* [DATASET RECORDS]:
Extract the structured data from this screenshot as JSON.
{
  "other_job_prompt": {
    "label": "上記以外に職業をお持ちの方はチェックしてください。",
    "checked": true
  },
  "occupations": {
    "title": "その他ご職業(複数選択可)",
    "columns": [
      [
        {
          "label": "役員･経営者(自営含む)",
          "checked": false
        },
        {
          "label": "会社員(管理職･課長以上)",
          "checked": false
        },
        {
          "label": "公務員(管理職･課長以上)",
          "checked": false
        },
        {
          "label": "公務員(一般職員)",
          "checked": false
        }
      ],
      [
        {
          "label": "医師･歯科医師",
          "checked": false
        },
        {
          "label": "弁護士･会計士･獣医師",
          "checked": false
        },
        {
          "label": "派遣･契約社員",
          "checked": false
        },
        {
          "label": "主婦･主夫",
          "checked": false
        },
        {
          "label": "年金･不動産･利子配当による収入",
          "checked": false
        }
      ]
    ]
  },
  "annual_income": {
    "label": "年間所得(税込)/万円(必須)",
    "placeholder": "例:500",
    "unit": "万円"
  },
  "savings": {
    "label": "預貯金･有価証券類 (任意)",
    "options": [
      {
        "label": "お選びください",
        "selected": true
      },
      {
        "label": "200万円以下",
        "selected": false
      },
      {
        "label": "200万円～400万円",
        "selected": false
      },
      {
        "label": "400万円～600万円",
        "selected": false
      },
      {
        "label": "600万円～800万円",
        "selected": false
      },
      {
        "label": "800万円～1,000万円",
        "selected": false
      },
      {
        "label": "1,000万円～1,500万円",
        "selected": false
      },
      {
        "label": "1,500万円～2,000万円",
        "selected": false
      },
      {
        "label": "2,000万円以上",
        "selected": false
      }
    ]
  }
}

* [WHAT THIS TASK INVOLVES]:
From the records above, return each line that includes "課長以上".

* [RESULT]:
          "label": "会社員(管理職･課長以上)",
          "label": "公務員(管理職･課長以上)",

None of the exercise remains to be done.